* ASSIGNMENT: Your task is to give the data again, exactly, with every line intact.

* DATASET EXTRACT:

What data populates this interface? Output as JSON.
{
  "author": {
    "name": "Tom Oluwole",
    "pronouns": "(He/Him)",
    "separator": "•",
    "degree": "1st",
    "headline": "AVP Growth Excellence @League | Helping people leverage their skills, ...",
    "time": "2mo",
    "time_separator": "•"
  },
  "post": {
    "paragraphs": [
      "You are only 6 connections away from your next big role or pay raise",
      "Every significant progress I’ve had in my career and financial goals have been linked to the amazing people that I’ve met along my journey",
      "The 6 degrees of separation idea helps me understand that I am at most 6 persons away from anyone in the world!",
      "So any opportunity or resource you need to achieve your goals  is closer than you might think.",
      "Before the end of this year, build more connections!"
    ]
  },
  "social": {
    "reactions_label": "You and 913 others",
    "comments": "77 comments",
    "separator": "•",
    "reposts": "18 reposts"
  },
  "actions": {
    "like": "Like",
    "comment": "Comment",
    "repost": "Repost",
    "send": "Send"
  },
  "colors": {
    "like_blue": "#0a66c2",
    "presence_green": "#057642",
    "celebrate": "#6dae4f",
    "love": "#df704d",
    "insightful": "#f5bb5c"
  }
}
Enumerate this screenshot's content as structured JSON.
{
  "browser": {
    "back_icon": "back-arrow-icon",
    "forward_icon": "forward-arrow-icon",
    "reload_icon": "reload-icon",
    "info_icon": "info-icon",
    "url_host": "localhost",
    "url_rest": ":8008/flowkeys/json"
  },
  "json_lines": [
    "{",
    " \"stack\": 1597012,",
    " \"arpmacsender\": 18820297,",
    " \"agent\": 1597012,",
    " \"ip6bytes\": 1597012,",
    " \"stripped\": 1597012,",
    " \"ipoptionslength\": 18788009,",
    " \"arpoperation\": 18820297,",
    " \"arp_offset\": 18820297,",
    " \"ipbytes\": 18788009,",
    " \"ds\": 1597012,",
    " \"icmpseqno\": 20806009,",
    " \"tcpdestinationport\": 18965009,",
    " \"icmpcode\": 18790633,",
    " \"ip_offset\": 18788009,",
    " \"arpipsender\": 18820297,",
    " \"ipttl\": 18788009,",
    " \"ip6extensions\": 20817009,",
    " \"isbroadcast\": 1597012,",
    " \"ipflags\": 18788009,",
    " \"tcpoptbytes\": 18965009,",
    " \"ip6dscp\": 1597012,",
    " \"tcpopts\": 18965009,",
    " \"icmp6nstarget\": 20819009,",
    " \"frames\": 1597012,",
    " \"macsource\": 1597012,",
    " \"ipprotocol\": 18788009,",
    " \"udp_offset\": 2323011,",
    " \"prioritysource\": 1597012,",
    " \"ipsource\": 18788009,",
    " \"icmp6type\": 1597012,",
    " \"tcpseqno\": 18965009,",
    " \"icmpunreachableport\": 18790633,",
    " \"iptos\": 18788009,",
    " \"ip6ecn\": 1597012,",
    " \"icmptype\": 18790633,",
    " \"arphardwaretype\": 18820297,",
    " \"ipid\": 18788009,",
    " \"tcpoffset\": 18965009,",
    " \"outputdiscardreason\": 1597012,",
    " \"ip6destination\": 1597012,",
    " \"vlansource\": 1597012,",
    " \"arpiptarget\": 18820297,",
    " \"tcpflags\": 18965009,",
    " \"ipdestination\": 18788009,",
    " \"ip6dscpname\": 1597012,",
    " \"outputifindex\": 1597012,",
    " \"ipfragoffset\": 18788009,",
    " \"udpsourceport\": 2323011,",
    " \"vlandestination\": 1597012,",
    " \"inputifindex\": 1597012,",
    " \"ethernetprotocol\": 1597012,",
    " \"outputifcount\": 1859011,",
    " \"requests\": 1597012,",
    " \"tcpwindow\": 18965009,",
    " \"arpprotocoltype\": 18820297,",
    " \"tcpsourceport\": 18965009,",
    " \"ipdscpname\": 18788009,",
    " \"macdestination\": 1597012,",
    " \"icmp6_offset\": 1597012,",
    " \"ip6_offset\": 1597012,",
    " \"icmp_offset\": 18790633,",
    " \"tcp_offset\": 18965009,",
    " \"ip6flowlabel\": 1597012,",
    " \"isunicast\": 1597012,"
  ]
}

* EXERCISE OUTPUT:
What data populates this interface? Output as JSON.
{
  "author": {
    "name": "Tom Oluwole",
    "pronouns": "(He/Him)",
    "separator": "•",
    "degree": "1st",
    "headline": "AVP Growth Excellence @League | Helping people leverage their skills, ...",
    "time": "2mo",
    "time_separator": "•"
  },
  "post": {
    "paragraphs": [
      "You are only 6 connections away from your next big role or pay raise",
      "Every significant progress I’ve had in my career and financial goals have been linked to the amazing people that I’ve met along my journey",
      "The 6 degrees of separation idea helps me understand that I am at most 6 persons away from anyone in the world!",
      "So any opportunity or resource you need to achieve your goals  is closer than you might think.",
      "Before the end of this year, build more connections!"
    ]
  },
  "social": {
    "reactions_label": "You and 913 others",
    "comments": "77 comments",
    "separator": "•",
    "reposts": "18 reposts"
  },
  "actions": {
    "like": "Like",
    "comment": "Comment",
    "repost": "Repost",
    "send": "Send"
  },
  "colors": {
    "like_blue": "#0a66c2",
    "presence_green": "#057642",
    "celebrate": "#6dae4f",
    "love": "#df704d",
    "insightful": "#f5bb5c"
  }
}
Enumerate this screenshot's content as structured JSON.
{
  "browser": {
    "back_icon": "back-arrow-icon",
    "forward_icon": "forward-arrow-icon",
    "reload_icon": "reload-icon",
    "info_icon": "info-icon",
    "url_host": "localhost",
    "url_rest": ":8008/flowkeys/json"
  },
  "json_lines": [
    "{",
    " \"stack\": 1597012,",
    " \"arpmacsender\": 18820297,",
    " \"agent\": 1597012,",
    " \"ip6bytes\": 1597012,",
    " \"stripped\": 1597012,",
    " \"ipoptionslength\": 18788009,",
    " \"arpoperation\": 18820297,",
    " \"arp_offset\": 18820297,",
    " \"ipbytes\": 18788009,",
    " \"ds\": 1597012,",
    " \"icmpseqno\": 20806009,",
    " \"tcpdestinationport\": 18965009,",
    " \"icmpcode\": 18790633,",
    " \"ip_offset\": 18788009,",
    " \"arpipsender\": 18820297,",
    " \"ipttl\": 18788009,",
    " \"ip6extensions\": 20817009,",
    " \"isbroadcast\": 1597012,",
    " \"ipflags\": 18788009,",
    " \"tcpoptbytes\": 18965009,",
    " \"ip6dscp\": 1597012,",
    " \"tcpopts\": 18965009,",
    " \"icmp6nstarget\": 20819009,",
    " \"frames\": 1597012,",
    " \"macsource\": 1597012,",
    " \"ipprotocol\": 18788009,",
    " \"udp_offset\": 2323011,",
    " \"prioritysource\": 1597012,",
    " \"ipsource\": 18788009,",
    " \"icmp6type\": 1597012,",
    " \"tcpseqno\": 18965009,",
    " \"icmpunreachableport\": 18790633,",
    " \"iptos\": 18788009,",
    " \"ip6ecn\": 1597012,",
    " \"icmptype\": 18790633,",
    " \"arphardwaretype\": 18820297,",
    " \"ipid\": 18788009,",
    " \"tcpoffset\": 18965009,",
    " \"outputdiscardreason\": 1597012,",
    " \"ip6destination\": 1597012,",
    " \"vlansource\": 1597012,",
    " \"arpiptarget\": 18820297,",
    " \"tcpflags\": 18965009,",
    " \"ipdestination\": 18788009,",
    " \"ip6dscpname\": 1597012,",
    " \"outputifindex\": 1597012,",
    " \"ipfragoffset\": 18788009,",
    " \"udpsourceport\": 2323011,",
    " \"vlandestination\": 1597012,",
    " \"inputifindex\": 1597012,",
    " \"ethernetprotocol\": 1597012,",
    " \"outputifcount\": 1859011,",
    " \"requests\": 1597012,",
    " \"tcpwindow\": 18965009,",
    " \"arpprotocoltype\": 18820297,",
    " \"tcpsourceport\": 18965009,",
    " \"ipdscpname\": 18788009,",
    " \"macdestination\": 1597012,",
    " \"icmp6_offset\": 1597012,",
    " \"ip6_offset\": 1597012,",
    " \"icmp_offset\": 18790633,",
    " \"tcp_offset\": 18965009,",
    " \"ip6flowlabel\": 1597012,",
    " \"isunicast\": 1597012,"
  ]
}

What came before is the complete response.